In Physics in medicine and biology
Affine registration of one or several brain image(s) onto a common reference space is a necessary prerequisite for many image processing tasks, such as brain segmentation or functional analysis. Manual assessment of registration quality is a tedious and time-consuming task, especially in studies comprising a large amount of data. An automated and reliable quality control (QC) becomes mandatory. Moreover, the computation time of the QC must be also compatible with the processing of massive datasets. Therefore, an automated deep neural network approaches appear as a method of choice to automatically assess registration quality. In the current study, a compact 3D convolutional neural network (CNN), referred to as RegQCNET, is introduced to quantitatively predict the amplitude of an affine registration mismatch between a registered image and a reference template. This quantitative estimation of registration error is expressed using metric unit system. Therefore, a meaningful task-specific threshold can be manually or automatically defined in order to distinguish usable and non-usable images. The robustness of the proposed RegQCNET is first analyzed on lifespan brain images undergoing various simulated spatial transformations and intensity variations between training and testing. Secondly, the potential of RegQCNET to classify images as usable or non-usable is evaluated using both manual and automatic thresholds. During our experiments, automatic thresholds are estimated using several computer-assisted classification models (logistic regression, support vector machine, naïve bayes and random forest) through cross-validation. To this end we used expert's visual quality control estimated on a lifespan cohort of 3953 brains. Finally, the RegQCNET accuracy is compared to usual image features such as image correlation coefficient and mutual information. Results show that the proposed deep learning QC is robust, fast and accurate to estimate affine registration error in processing pipeline.
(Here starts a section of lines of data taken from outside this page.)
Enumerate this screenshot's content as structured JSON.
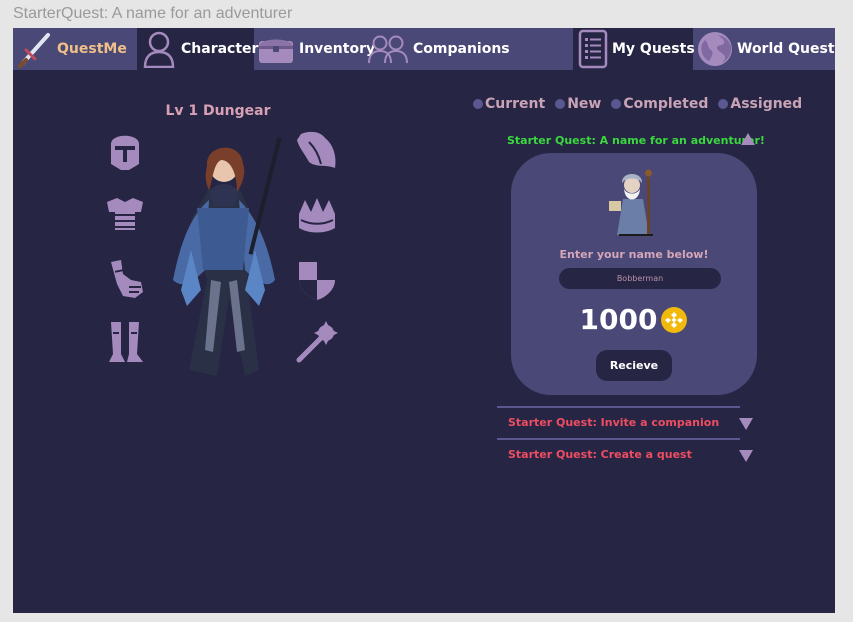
{
  "window_title": "StarterQuest: A name for an adventurer",
  "nav": {
    "brand": "QuestMe",
    "character": "Character",
    "inventory": "Inventory",
    "companions": "Companions",
    "my_quests": "My Quests",
    "world_quests": "World Quests"
  },
  "character": {
    "title": "Lv 1 Dungear",
    "equipment_slots": [
      "helmet-icon",
      "chest-armor-icon",
      "gauntlet-icon",
      "greaves-icon",
      "cape-icon",
      "crown-icon",
      "shield-icon",
      "mace-icon"
    ]
  },
  "quests": {
    "filters": [
      "Current",
      "New",
      "Completed",
      "Assigned"
    ],
    "active": {
      "title": "Starter Quest: A name for an adventurer!",
      "prompt": "Enter your name below!",
      "name_value": "Bobberman",
      "reward": "1000",
      "button": "Recieve"
    },
    "collapsed": [
      {
        "title": "Starter Quest: Invite a companion"
      },
      {
        "title": "Starter Quest: Create a quest"
      }
    ]
  },
  "colors": {
    "app_bg": "#262544",
    "nav_bg": "#4a4877",
    "card_bg": "#4a4877",
    "active_quest_title": "#3ad83e",
    "collapsed_quest_title": "#ef4d62",
    "icon": "#a58bbd",
    "coin": "#f0b90b"
  }
}
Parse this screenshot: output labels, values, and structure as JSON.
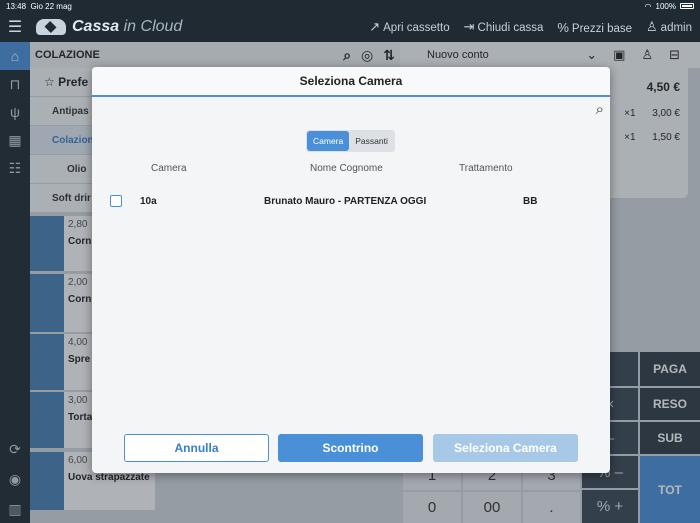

Denis de Senneville Baudouin, Manjon Jose V, Coupé Pierrick
Deep Neural Network, Image-to-template registration, Quality Control